As we continue on to the new stone staircase that leads to a raised wooden trail through marsh, Franklin elaborates on the manifold mission of CELT, which, in addition to preservation, devotes itself to stewardship of the protected land. For the past 12 years, Franklin has regularly visited these diverse properties, overseen their upkeep alongside CELT’s substantial network of volunteers. The trust has also collaborated with teachers and administrators at the local public school to co-develop a curriculum that gets students outside. As he talks, he walks with his hands in his pockets, looking deferentially up into the trees from time to time, tapping stones with his foot to make sure they’re secure. At one point he wonders out loud about whether or not a gnarly fence dividing private property from public might be replaced with something more discreet or removed altogether. Soon he will step down from his post as executive director, but he’s encouraged to know that the person to follow in his footsteps will be in good hands with the extraordinarily active and devoted board of directors.

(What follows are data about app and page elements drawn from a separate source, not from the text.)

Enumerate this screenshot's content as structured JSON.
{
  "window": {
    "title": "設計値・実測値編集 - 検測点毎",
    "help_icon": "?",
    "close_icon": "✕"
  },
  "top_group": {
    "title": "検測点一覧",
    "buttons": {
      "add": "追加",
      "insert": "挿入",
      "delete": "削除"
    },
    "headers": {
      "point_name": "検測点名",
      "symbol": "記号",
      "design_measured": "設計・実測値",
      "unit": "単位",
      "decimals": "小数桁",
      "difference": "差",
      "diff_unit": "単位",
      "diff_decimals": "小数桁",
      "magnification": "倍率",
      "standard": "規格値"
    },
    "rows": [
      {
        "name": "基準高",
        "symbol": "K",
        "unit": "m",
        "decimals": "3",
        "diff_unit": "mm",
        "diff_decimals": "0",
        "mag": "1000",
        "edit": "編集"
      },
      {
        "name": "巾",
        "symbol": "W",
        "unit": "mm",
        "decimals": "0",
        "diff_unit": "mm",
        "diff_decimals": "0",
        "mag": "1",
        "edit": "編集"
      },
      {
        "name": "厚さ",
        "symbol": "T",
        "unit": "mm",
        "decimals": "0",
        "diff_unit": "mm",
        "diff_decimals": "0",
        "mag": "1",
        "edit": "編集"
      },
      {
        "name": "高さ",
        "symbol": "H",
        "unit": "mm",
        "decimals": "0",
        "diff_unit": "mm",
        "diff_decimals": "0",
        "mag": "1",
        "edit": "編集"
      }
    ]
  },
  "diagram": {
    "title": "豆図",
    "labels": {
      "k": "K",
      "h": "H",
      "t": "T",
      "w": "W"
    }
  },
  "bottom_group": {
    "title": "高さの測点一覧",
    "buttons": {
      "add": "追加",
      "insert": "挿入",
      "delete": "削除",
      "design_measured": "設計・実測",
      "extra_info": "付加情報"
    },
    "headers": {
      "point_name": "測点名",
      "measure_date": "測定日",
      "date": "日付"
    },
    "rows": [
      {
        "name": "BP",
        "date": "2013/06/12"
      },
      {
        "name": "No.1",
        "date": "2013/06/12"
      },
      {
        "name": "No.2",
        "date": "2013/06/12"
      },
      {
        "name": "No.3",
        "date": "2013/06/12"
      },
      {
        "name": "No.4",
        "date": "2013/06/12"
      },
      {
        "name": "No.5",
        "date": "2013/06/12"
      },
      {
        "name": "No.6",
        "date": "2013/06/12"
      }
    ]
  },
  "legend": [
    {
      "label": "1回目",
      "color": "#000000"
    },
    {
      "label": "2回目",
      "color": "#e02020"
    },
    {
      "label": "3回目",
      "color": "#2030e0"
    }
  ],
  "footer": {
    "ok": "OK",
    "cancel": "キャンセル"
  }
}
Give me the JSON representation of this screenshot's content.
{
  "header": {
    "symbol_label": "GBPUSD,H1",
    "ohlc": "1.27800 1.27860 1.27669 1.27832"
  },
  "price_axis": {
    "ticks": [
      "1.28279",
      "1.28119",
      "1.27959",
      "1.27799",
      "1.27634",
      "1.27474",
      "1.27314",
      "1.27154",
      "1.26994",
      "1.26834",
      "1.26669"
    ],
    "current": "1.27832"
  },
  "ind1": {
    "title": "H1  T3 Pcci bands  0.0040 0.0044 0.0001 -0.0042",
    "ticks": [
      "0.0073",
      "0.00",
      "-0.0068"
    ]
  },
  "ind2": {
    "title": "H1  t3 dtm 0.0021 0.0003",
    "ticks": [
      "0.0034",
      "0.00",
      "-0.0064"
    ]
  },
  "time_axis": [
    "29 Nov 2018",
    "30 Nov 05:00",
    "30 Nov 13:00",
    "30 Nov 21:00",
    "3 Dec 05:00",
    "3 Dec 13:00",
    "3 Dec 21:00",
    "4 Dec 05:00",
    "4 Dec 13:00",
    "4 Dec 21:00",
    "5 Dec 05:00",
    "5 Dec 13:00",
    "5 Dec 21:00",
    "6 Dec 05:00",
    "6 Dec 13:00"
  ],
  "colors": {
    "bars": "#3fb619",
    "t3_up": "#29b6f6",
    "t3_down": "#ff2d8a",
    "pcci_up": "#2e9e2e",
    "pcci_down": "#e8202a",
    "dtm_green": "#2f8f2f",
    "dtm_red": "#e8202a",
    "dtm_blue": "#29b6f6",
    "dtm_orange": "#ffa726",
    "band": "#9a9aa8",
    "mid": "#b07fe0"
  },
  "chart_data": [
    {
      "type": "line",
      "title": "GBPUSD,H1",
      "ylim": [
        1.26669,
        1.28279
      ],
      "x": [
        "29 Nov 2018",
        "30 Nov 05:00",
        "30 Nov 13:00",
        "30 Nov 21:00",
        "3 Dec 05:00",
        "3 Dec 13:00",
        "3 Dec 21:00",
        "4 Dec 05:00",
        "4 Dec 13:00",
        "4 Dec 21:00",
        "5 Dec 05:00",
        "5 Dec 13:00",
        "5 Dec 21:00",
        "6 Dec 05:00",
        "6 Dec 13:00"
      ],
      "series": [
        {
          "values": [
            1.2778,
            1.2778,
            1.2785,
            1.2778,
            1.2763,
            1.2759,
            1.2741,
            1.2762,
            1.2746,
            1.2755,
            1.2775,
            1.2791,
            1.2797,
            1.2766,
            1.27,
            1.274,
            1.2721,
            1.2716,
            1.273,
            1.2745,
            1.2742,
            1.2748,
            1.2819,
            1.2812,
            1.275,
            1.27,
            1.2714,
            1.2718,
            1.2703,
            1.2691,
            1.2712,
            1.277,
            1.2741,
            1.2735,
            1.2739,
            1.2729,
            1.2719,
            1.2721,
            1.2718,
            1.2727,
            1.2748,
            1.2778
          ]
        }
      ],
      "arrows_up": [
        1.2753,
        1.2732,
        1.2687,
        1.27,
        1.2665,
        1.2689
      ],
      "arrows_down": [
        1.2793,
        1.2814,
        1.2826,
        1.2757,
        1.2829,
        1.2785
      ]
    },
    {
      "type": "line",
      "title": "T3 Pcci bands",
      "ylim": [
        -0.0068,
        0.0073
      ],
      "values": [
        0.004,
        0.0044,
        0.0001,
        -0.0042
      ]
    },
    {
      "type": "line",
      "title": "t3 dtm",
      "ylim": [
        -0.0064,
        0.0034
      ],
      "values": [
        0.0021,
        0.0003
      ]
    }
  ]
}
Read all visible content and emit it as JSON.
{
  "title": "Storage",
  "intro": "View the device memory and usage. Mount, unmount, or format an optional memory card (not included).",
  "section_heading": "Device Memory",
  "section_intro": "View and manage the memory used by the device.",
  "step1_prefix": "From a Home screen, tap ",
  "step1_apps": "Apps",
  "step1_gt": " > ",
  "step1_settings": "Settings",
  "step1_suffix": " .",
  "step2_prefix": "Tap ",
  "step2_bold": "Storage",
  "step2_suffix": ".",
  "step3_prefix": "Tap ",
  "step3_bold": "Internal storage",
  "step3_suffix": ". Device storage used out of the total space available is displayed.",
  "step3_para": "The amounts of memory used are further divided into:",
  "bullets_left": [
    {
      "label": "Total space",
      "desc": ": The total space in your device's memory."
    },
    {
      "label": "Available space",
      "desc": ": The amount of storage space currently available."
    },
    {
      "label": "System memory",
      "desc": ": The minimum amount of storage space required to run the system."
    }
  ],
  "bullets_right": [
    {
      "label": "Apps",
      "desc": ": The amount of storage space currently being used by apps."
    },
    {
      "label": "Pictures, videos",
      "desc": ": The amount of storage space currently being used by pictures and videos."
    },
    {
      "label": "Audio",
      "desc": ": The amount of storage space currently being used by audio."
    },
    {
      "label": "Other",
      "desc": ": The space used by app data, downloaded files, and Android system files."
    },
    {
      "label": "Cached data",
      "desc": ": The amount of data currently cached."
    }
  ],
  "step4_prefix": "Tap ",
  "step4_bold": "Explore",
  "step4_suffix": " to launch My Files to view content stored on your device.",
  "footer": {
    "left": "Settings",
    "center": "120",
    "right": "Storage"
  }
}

We have a difficult time deciding where to go next. There’s Robinson Woods I and II—a 145-acre sanctuary realized through the generosity of a family with deep Cape Elizabeth roots, local fundraising, and the support of the town. He mentions Trundy Point, a spectacular spit of rock to the north. In the end, we decide to visit W. H. Jordan Farm. In 2003, through a variety of grants and local donations, CELT helped to protect 47 acres of farmland from development, with provisions to maintain the land for agricultural use.
We make it to the property just as the sun is setting. Standing beside a sun-faded Cape Elizabeth Land Trust sign, we look out over undulating fields rowed with vegetables and dotted with farming equipment to be put to use in the morning. It occurs to me that just 50 years ago, most of Cape Elizabeth looked this way. Thanks to the concerted efforts of Chris Franklin and others at CELT, this special part of Maine has retained much of its agricultural character, and all of us have access to vast public woods and stretches of coastline that might otherwise have been swallowed by development. Cape Elizabeth Land Trust’s work over the last 30 years has become an important part of the town’s legacy. “These are really quiet stories,” Franklin says, “but they impact the health of our community and, as my friend Dave Brower said, they ‘show that this generation had a love for the next.’”